Bihar: The Bihar cabinet Friday formally approved a proposal to train three lakh school teachers with financial help from the World Bank, officials said.
Principal Secretary, Cabinet, Sishir Sinha said that the cabinet has approved the education department’s proposal to train the school teachers to increase their effectiveness and quality of education given to children at the elementary level.
“The proposed programme will run from 2015-16 to 2019-20, for which the Bihar government, the central government and the World Bank have signed an agreement,” he said.
Sinha said that a total of $357 million – $250 million provided by the World Bank and the rest by the state government – will be spent on the programme. (IANS)

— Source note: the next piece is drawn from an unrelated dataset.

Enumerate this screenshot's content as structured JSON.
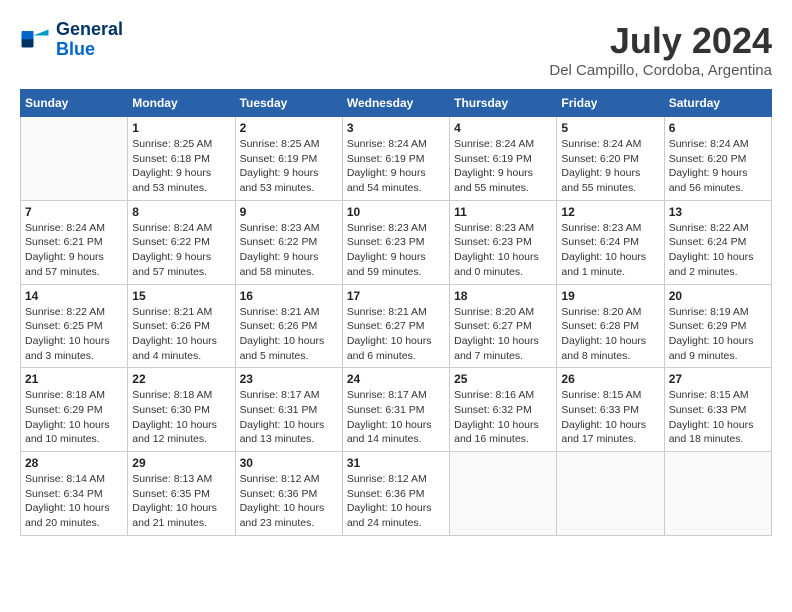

The World Bank has said its shareholders endorsed a capital increase package, a series of internal reforms, and a set of policy measures to strengthen the international lender’s capabilities.
The $13 billion capital increase package includes $7.5 billion of paid-in capital for the International Bank for Reconstruction and Development (IBRD), the group’s primary lending arm, and $5.5 billion for the International Finance Corporation (IFC), the group’s private sector lending arm, said the World Bank in a statement on Saturday, Xinhua reported.
World Bank shareholders also endorsed a $52.6 billion callable capital increase for IBRD, the statement said.
“Through the historic agreement endorsed today, our shareholders have clearly demonstrated a renewed confidence in global cooperation,” World Bank Group President Jim Yong Kim said.
“This capital package allows for greater responsiveness to risks to global stability and security, particularly in poorer countries and fragile states,” Kim added.
Following the capital increase plan announced Saturday, the combined financing arms of the World Bank are expected to reach an average annual capacity of nearly $100 billion between fiscal year 2019 and fiscal year 2030, said the World Bank. Kim said at a press briefing this week that the capital increase package doesn’t target changes of loans to any specific country.
“It’s about how we think about income levels and how the World Bank Group can continue to be a partner and to support all of our member countries who are still clients,” he argued. He said that the multilateral lender would increase lending to lower middle-income countries over time. IANS